 The tribological surface of the first unit 1 has a spherical curvature and is adapted to the anatomy of the joint surface, so that in particular discontinuous transitions between the implant and the cartilage material of the joint surface are avoided.
 A further functionally very similar variant is illustrated in FIG. 4. As described for FIG. 2, the second unit is produced by a sintered ceramic slip with burned out pore generators.
 The dimensions differ from those of FIG. 3. The tribological surface of the first unit 1 is greatly enlarged by comparison with the second unit 2 which serves for anchoring of the joint surface implant. The implant has a mushroom shape, wherein the cap corresponds to the first unit 1 with the tribological surface and the stem corresponds to the second unit 2 with the osseointegrative characteristics. This may be advantageous for specific indications, for example for extremely osteoporotic bone substance.
 In a further embodiment screw-like structures are possible, with a type of screw head, which according to the tribological requirements is correspondingly ground and polished after the sintering, and is equipped with a thread design which is compatible with the ceramic and adapted to the bone tissue, similar to a dental implant.
 The osseointegrative coating is sprayed on with a sprayable slip and a pore generator is blown onto the surface.
 A further method for promoting the osseointegration is the application of a high-strength titanium sputter coat with a thickness in the region of several micrometers to the surface of the second unit. As a rule, in such processes a chemical intermediate layer forms on a microscopic plane with the atomic constituents of the ceramic, in a ZTA ceramic for zirconium and aluminum, as well as titanium. This layer ensures an extremely, good adhesion of the actual titanium layer, which in turn forms an outstandingly suitable surface for the growth of bone cells.

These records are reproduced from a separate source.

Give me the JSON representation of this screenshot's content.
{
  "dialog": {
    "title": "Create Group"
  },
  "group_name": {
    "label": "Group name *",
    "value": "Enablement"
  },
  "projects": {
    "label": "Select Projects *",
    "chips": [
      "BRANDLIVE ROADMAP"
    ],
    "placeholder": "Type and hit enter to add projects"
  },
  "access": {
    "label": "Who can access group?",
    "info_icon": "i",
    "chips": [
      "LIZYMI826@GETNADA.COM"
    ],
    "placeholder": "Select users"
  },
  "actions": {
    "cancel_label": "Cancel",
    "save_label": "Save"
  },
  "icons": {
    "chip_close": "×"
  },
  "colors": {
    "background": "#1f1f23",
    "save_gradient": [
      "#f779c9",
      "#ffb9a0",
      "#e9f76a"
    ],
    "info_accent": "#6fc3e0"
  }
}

Such layers are known for their osseointegrative characteristics.
 In order to increase the osseointegration capacity, the component or the second porous unit can be biofunctionalized by suitable processes and methods. This can take place for example by application of bioglass coatings, inter alia by means of dipping processes, sol-gel processes or electrophoretic deposition processes.
 Bioglasses are typically mixtures of different oxides which are applied in an amorphous structure to the ceramic components to be coated. Bioglasses made of SiO2, CaO, Na2O and P2O5 are particularly preferred.
 A quite typical and very efficient variant with a view to activating bone growth is a bioglass with the following composition:
 46.1 mol % SiO2 (silicon dioxide)
 26.9 mol % CaO (calcium oxide)
 24.4 mol % Na2O (sodium hyperoxide)
 2.5 mol % P2O5 (phosphorus pentoxide)
 Naturally other bioglass compositions are also conceivable, or also conventional osseointegrative coatings on the basis of hydroxylapatite or tricalciumphosphate (TCP).
 FIG. 5 shows a particularly preferred exemplary embodiment of the invention. The illustrated implant is a self-centering implant. In this case not only the tribological surface of the first unit, but also the osseointegrative surface of the second unit opposite said tribological surface, is curved spherically. This embodiment has the advantage that the curvature of the first tribological unit in the implantation into the bone tissue of the joint to be repaired can be very easily centered and in fact centers itself upon contact with the counter-articulation surface.
 The subsequent healing in the bone tissue fixes this optimal position and ensures a durable partial endoprosthesis.
Patent applications in class Joint bone
Patent applications in all subclasses Joint bone